As president of PMI France-Sud, I was often told by different companies: "We're not very good at Project Management!" And my comment back to them was: "So, what are you going to do about it?".
Indeed, some companies have poor project management capabilities. But are they just "getting what they deserve" for the lack of attention they pay to this tough profession? Developing a robust project management capability is an obligation in most companies nowadays.
The development of Project Management as a profession needs to be:
1. managed: a clear professional development framework for Project Managers.

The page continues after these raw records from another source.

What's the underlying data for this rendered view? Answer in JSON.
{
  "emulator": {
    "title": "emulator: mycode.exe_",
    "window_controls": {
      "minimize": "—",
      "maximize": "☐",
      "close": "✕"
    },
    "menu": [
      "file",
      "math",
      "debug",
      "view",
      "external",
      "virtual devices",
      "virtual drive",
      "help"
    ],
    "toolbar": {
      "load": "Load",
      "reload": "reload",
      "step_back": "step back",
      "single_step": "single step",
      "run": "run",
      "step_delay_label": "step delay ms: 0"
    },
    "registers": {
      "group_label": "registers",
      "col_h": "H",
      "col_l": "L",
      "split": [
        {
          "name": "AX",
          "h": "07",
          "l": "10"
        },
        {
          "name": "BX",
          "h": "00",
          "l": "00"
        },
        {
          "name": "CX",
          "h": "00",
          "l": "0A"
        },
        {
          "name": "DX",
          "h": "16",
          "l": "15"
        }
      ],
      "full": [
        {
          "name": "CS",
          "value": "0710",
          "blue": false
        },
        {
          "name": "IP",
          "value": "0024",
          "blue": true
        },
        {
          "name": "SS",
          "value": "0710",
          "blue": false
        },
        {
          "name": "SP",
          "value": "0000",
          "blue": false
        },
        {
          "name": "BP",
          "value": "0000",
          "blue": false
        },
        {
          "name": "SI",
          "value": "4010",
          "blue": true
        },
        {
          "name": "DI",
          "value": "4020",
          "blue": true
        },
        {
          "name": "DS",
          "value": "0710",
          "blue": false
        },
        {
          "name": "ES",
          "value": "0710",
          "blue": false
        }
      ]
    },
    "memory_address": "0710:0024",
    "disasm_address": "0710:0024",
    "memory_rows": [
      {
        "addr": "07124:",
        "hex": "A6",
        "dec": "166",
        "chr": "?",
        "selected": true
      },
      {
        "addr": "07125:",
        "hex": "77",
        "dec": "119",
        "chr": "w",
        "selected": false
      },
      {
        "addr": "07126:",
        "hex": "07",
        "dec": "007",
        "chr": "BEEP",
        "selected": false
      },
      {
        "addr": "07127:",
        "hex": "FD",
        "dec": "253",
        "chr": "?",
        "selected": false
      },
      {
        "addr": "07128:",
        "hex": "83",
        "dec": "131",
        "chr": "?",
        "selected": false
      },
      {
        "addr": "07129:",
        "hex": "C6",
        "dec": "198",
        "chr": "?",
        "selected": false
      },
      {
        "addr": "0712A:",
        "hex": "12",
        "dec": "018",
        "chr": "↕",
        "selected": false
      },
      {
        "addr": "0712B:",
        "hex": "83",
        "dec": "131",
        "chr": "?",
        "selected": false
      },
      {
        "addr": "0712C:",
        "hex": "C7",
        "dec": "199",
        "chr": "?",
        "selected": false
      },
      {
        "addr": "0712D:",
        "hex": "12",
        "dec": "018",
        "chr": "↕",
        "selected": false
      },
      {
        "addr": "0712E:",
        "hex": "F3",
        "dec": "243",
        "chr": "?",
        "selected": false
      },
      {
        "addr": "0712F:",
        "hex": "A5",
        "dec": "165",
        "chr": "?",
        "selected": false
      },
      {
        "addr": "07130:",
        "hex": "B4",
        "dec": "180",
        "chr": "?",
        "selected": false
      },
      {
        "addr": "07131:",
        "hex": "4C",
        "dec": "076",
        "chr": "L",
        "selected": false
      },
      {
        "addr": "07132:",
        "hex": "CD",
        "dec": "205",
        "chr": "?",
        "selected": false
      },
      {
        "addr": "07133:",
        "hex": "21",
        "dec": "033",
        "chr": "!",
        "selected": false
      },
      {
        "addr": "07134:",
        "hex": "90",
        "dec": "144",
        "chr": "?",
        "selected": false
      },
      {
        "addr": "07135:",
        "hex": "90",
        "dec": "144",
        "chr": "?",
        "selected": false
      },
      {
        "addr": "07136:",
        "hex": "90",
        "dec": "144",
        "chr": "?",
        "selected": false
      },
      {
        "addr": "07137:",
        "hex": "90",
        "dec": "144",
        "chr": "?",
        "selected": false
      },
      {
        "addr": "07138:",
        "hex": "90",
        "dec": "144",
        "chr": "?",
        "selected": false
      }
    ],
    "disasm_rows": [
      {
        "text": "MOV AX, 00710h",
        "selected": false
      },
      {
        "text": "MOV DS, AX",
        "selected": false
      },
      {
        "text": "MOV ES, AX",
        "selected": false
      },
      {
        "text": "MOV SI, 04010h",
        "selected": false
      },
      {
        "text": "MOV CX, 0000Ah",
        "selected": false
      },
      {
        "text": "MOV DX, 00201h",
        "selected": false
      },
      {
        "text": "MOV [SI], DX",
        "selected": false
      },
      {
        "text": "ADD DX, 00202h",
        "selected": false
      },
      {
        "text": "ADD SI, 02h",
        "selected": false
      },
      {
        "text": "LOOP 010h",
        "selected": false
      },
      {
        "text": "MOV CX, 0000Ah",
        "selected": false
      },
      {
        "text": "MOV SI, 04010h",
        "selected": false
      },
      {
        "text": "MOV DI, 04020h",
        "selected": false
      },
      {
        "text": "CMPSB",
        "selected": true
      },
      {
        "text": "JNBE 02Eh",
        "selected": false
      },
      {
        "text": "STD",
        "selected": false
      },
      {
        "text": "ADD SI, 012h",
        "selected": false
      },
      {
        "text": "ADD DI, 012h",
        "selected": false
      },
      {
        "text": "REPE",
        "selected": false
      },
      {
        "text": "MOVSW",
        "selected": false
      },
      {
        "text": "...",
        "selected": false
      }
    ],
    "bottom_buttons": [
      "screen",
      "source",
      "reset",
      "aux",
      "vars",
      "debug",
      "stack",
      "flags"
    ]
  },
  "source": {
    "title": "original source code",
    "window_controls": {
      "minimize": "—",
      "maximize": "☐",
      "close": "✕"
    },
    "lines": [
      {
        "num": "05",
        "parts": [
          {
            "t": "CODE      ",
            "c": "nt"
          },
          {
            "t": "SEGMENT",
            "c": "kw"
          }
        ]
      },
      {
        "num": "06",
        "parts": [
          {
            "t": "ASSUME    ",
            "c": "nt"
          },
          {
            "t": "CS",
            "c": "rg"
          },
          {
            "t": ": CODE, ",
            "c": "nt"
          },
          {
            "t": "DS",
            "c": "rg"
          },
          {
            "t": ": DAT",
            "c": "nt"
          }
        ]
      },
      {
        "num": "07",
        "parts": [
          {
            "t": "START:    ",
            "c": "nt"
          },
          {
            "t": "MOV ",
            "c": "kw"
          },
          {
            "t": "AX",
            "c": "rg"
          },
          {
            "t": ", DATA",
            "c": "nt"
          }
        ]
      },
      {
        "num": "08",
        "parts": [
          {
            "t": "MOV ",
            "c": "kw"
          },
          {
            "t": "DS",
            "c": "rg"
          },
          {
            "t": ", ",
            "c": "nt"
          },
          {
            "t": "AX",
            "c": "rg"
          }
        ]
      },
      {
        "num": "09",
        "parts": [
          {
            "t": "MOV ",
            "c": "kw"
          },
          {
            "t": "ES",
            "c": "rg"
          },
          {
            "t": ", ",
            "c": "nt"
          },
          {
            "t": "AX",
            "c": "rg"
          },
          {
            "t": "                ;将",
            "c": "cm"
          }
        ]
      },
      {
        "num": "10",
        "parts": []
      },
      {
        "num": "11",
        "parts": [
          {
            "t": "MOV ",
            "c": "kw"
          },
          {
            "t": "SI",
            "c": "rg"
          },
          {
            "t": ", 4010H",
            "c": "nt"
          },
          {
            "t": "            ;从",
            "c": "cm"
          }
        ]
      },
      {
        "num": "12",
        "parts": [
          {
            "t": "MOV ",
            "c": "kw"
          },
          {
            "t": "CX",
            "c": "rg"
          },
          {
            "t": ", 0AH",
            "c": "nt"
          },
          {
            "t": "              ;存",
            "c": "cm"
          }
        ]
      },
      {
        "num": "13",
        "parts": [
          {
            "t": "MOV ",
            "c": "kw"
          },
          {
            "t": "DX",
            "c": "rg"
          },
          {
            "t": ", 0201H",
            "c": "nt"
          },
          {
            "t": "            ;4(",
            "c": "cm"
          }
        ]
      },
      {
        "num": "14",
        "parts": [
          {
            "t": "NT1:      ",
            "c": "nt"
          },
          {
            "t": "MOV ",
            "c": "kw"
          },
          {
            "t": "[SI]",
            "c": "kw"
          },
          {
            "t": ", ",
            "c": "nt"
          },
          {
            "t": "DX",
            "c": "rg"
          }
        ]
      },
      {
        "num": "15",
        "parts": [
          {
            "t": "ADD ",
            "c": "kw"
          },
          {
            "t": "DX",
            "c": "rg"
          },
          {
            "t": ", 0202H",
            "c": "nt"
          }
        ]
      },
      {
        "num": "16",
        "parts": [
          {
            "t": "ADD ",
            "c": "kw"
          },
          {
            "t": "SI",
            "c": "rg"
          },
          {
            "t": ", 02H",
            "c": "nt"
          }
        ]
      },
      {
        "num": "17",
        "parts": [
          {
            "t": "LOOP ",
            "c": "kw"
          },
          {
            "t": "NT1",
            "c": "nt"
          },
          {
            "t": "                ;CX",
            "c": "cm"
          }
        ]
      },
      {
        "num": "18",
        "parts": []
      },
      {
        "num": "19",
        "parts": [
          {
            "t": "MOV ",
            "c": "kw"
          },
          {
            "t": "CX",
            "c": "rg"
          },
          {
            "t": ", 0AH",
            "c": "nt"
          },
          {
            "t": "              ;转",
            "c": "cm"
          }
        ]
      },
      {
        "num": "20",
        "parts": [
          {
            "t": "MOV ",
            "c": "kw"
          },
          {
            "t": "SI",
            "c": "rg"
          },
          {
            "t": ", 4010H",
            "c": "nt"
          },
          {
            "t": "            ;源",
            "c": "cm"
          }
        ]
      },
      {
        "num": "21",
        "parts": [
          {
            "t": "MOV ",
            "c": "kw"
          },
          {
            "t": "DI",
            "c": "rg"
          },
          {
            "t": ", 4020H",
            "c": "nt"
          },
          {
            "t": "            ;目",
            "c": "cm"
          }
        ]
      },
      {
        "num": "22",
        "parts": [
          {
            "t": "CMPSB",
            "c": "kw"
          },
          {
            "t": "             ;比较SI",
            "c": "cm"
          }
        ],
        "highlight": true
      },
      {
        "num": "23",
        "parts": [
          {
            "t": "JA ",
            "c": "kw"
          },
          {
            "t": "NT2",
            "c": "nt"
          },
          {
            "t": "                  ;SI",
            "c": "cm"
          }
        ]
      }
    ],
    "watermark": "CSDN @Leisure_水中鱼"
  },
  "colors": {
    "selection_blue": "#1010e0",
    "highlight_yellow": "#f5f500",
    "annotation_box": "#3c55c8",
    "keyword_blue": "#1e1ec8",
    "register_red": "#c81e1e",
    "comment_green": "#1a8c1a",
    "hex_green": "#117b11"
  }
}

You need to clearly define an internal certification path for people who are entering this profession in your company. I commented already about the benefits of certifications such as PMP®. In my opinion though, this is only a starting point to ensure that we share a common language; an understanding of PM processes and industry recognized body of knowledge for the profession. Past this initial base ground, you will need to develop your own internal Project Management certification path. Nothing overly complex is required, just a clear and simple model supported by external certifications and/or internal ones. For example, one could implement 4 levels of PM expertise within his company to reflect his projects' complexity based on budget, size, durations, strategic importance. Let's name these 4 levels: Associate PM, Confirmed PM, Senior PM and Executive PM. Moving from one level to the next may happen via certifications, exams, peers or board reviews. To keep it simple: Junior PMs would start as associate PMs, then run their own significant project(s) as confirmed PMs, take on bigger, riskier, more strategic projects as Senior PMs and eventually reach an "executive" PM type level for mission/business critical projects or programmes.
It needs to be accompanied all along by a collaborative electronic environment where PMs can share documents, learn from prior projects and get coaching and advice from peers and experts via forums, blogs or wikis for example.
In order to implement such a structured approach you're likely to need a Project Management Center Of Excellence (or Project Management Office). It does not need to be heavy nor bureaucratic to accomplish its primary missions:
- to develop and continuously improve methods;
- develop and support a specific training curriculum;
- gather lessons learned and share best practices;
- drive the professional certification process;
- and eventually provide audit/consulting assistance to projects and PMs.
2. facilitated and animated: an active community of professionals
You will want to create a strong community of Project Managers as these resources are both scarce and critical to your business. In my experience, such a community of practice is most effective when lead from the inside of each division or department. So, I suggest starting by identifying PMs interested in learning from others and sharing their experience in a proactive manner. These will be seeds in the divisions and departments to get the local PMs to contribute and participate into the community of PMs. Some may develop qualities of coaches for more junior PMs (and you will encourage this of course); others may be suitable to participate in internal certification boards that you'll use to move PMs up the ladder; others may demonstrate superior ability at using the web 2.0 collaboration tools (blogs, wikis, forums) that you'll put in place for the profession to develop... Putting in place a reward programme for PMs and setting up dedicated. PM Days for project managers share experience and best practices is also very valuable.
why is this a win-win?
Because it is in the interest of the company
- Risks are managed more effectively: Starting with the basics of PM: a proper definition of projects; solid governance in place; and identified and proactively managed risks.
- Productivity increases with clear definition of roles, responsibilities and deliverables; empowered PMs; and faster launch of projects through the use of knowledge sharing.
- Communication becomes easier as all use common terminology, methodology and KPIs; customers get greater visibility and satisfaction with plans, schedules, actual performance against objectives and commitments.
and also, it is in the best interest of Project Managers
- for a richer and broader professional experience in terms of technical aspects, finance, soft skills...; in a rich mix of environments and roles; and with a diversity in types and importance of projects.
- with jobs that carry tremendous value add for the company and its customers and are recognized as such. The PM is the ultimate responsible person for the project
an evolution with experience within the PM profession with the opportunity to: manage larger projects and strategic programmes; evolve towards other professions (consultants, external customer projects, customer account management...); move to line management positions...
- a network of peers to learn from facilitated by collaborative tools.
Do you have any experience with implementing such a framework in your company?
Please drop me a note or leave a comment.
I've been leading IT projects for more than 20 years at telecom and computer manufacturers: Thomson Sintra, Digital Equipment, NCR, Nortel Networks, Orange Business Services. My passion is Project Management and leadership and I run a blog on the PM best practices at http://dantotsupm.com/